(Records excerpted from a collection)
--------------------------------
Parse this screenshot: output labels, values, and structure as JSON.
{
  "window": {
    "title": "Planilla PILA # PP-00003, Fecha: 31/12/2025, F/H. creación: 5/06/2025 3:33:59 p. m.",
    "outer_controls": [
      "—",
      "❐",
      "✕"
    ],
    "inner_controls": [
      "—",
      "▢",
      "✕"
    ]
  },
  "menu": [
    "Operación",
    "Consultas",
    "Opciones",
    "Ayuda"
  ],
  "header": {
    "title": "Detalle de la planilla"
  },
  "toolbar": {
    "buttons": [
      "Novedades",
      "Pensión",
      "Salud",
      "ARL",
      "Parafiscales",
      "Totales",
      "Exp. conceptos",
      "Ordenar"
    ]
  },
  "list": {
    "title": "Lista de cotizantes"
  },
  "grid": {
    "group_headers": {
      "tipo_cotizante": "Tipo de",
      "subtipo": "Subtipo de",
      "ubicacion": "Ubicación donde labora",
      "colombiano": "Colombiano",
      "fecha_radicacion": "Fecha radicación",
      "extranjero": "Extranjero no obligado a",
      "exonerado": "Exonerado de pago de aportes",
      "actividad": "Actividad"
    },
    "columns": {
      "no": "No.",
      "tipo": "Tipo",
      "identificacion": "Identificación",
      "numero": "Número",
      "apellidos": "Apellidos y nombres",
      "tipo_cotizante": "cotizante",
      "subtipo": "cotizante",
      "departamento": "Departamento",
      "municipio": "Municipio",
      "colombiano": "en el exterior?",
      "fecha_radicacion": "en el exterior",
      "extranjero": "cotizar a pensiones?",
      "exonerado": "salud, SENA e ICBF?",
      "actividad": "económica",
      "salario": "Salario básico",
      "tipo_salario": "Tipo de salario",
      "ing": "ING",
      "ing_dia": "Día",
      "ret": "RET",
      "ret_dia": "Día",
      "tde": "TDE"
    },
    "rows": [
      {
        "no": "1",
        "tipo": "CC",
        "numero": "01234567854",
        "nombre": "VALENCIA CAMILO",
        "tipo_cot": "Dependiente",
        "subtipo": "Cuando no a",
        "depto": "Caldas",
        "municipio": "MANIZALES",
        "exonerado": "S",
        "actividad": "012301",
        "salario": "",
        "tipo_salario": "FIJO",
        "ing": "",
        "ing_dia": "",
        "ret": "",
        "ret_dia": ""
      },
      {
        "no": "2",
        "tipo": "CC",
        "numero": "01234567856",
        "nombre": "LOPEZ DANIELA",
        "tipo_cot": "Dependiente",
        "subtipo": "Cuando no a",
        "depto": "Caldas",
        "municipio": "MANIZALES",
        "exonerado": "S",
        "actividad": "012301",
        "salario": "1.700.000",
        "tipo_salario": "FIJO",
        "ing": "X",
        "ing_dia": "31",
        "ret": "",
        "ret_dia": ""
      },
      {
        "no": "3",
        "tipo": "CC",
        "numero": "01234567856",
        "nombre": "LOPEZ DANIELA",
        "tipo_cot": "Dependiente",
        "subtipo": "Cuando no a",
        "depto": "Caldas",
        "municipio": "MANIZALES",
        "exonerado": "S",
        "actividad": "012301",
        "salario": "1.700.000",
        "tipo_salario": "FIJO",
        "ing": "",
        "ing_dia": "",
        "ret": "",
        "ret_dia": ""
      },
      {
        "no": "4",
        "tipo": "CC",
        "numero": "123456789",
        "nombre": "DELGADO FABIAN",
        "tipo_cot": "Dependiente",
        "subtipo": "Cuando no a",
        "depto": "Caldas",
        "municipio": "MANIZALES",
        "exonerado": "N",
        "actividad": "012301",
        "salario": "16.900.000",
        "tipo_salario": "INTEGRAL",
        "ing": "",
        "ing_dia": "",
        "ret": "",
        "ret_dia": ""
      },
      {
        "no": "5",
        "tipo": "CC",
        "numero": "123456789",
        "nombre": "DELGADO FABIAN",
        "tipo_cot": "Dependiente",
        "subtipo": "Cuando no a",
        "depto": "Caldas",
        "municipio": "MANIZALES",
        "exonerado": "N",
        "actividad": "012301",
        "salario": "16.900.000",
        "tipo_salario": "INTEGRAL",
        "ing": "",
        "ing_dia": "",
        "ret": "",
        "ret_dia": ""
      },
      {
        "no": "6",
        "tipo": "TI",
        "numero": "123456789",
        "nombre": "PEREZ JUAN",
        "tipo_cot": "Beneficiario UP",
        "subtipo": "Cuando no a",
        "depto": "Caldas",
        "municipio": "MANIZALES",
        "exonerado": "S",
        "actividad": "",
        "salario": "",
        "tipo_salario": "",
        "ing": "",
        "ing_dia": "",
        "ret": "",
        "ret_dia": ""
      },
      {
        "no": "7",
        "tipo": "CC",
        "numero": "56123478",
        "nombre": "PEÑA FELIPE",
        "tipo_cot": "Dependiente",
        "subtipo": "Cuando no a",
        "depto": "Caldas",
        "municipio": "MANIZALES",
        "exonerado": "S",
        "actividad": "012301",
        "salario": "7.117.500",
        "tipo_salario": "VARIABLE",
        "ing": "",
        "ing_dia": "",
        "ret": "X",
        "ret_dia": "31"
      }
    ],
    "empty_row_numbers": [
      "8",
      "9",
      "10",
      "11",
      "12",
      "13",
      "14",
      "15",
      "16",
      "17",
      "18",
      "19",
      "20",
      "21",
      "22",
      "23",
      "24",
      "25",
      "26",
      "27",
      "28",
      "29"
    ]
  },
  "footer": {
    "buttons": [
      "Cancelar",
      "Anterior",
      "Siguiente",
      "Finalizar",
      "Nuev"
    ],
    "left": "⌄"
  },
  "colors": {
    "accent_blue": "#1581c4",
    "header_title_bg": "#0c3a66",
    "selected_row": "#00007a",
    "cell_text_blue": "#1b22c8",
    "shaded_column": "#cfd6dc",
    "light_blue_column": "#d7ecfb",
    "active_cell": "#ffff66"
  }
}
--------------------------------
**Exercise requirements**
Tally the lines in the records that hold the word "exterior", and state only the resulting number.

**Exercise solution**
2